In an irony worthy a Greek tragedian, the first act in the drama of water crisis is going to be a global flooding. Global warming will result in a rise in sea levels as the glaciers and ice caps melt, thereby depleting the earth's crucial reservoir of clean, non-saline water
Frogs are being wedded to frogs in elaborate; ritually correct weddings in Assam in an effort to appease Varun, the rain god, because there has been no rain in Assam in the past few months and the ground water is drying up. Quillagua, a Chilean city that holds the distinction of being the driest place on this earth, is dying a parched death. Their lifeline, the river is dying. What the water companies have not taken away, far in excess of what they were supposed to take, the mining companies have polluted to unsustainable levels. In Chamoli, Uttarakhand, the smaller glaciers have disappeared and the largest one has retreated by many miles. United Nations Development reports are warning the world that 'Water Wars' are on the horizon in Africa. Australia is a decade into the worst drought it has witnessed in a century. And in the latest instalment of arguably the world's sexiest spy, James Bond, the villain is not hoarding gold or oil or even arms, the traditional choices of villains the world over, but water. And that, I suppose really tells the story as it is despite all the deniers of climate change.
Ladies and gentlemen, welcome to the new world, a drier world. Today water is fast becoming a resource that is all set to rival oil for value. 71 per cent of earth's surface is covered with water. But of that, only 3 per cent is non saline. And that 3 per cent is distributed across the forms; glaciers, rivers, lakes and ground water. Not only is the human body composed primarily of water but water is one of the fundamental premises for life on earth across life forms, birds, bees and all things that breathe need water. Unfortunately, so do all other things such as agriculture and industry. Simply put, life is water intensive.
Possibly the biggest problem we face is one that is entirely man made: pollution of water sources. Urban centres in India and in many other countries are faced with the mammoth task of not only providing access to clean drinking water but of dealing with the waste that is generated. In our country, despite the stringent environmental laws (all of which are obviously flouted), nearly all of our river systems are heavily polluted and many, like the Yamuna, are literally dying. From industrial effluents to human waste, we dump it all in the rivers and lakes. One of the greatest developmental challenges around the world today is access to clean water for consumption. Its lack equals a whole lot of diseases. A disproportionately large number of deaths can be related to water: lack of clean drinking water and sanitation is now the single largest cause of illness worldwide. It is estimated that by 2020, more people will have died due to water borne diseases and the lack of clean water than the HIV/AIDS pandemic. Currently the planet earth is home to nearly six and a half billion people. And going by current trends, the figure will soon reach eight billion. And each human being needs a basic minimum quantity of water just to ensure survival. An increase in population equals a surge in demand for food, both livestock and agriculture are water intensive.
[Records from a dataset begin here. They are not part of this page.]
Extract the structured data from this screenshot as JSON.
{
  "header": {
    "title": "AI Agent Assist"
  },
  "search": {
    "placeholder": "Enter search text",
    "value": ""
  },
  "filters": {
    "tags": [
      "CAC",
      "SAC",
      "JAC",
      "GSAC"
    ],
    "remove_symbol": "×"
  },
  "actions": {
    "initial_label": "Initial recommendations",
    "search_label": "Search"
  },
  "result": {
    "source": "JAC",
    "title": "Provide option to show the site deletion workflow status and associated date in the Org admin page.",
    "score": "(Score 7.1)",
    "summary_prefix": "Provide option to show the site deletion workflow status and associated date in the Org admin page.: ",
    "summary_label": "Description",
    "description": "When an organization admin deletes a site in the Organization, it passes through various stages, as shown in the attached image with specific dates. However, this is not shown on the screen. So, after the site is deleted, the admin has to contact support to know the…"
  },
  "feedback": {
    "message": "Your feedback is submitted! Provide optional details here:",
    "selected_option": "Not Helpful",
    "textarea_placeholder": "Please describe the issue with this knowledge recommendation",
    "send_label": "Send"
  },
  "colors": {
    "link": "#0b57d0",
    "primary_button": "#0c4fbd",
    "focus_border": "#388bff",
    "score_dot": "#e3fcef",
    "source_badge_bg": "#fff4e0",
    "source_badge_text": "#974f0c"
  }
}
The water crisis, which might well become the defining parameter for future generations, has been precipitated by a host of complex, interlocking problems. It is simplistic and convenient to file the water crisis under the larger heading of Global Wa r m i n g and leave it at that. But it is at once, more complicated than that and simpler than that. Water consumption patterns that are rooted more in lifestyle choices than pragmatism, a lack of appreciation for the complex interlinking of co-dependant ecosystems as well as a callous disregard for the consequences of polluting our water sources are all contributory factors. And every time we act with a narrowness of vision we exacerbate the problem. Overdrawing of water from underground sources causes depletion to an extent that disrupts the water cycle. As the rivers and lakes begin to shrink, there is less precipitation. And that means more droughts. And that means drawing more water out of the ground with the use of technology. It is a vicious cycle the end result of which is a water crisis because essentially we are disrupting the global eco system, of which the water cycle is an integral part.
In an irony worthy a Greek tragedian, the first act in the drama of water crisis is going to be a global flooding. Global warming will result in a rise in sea levels as the glaciers and ice caps melt, thereby depleting the earth's crucial reservoir of clean, non-saline water. Once the ice melts and becomes saline, not only is the earth going to get a lot hotter because the ice caps and the glaciers act as cooling units, the rivers and streams are going to run dry. And then the groundwater becomes more precious than oil because it is then a finite commodity since the water cycle will no longer replenish the earth's water table.
Already, the process has begun but right now, at this moment we can still do something about it. An environmental awareness coupled with individual contributions today can make all the difference tomorrow. The technology to make our water consumption more efficient need not be high end. Making sure that no taps in your house drip can conserve more water than you realise. As will air drying your clothes instead of using a dryer. On a larger scale be aware of water pollution and contamination. Be vigilant, that factory discharging its effluents into the river is sucking the water out of your future. But most of all realise that water is truly the elixir of life and pretty soon it will run out.
This article is taken from Sunday Times of India Hyderabad Edition dated 22.03.09 as a tribute to World Water Day.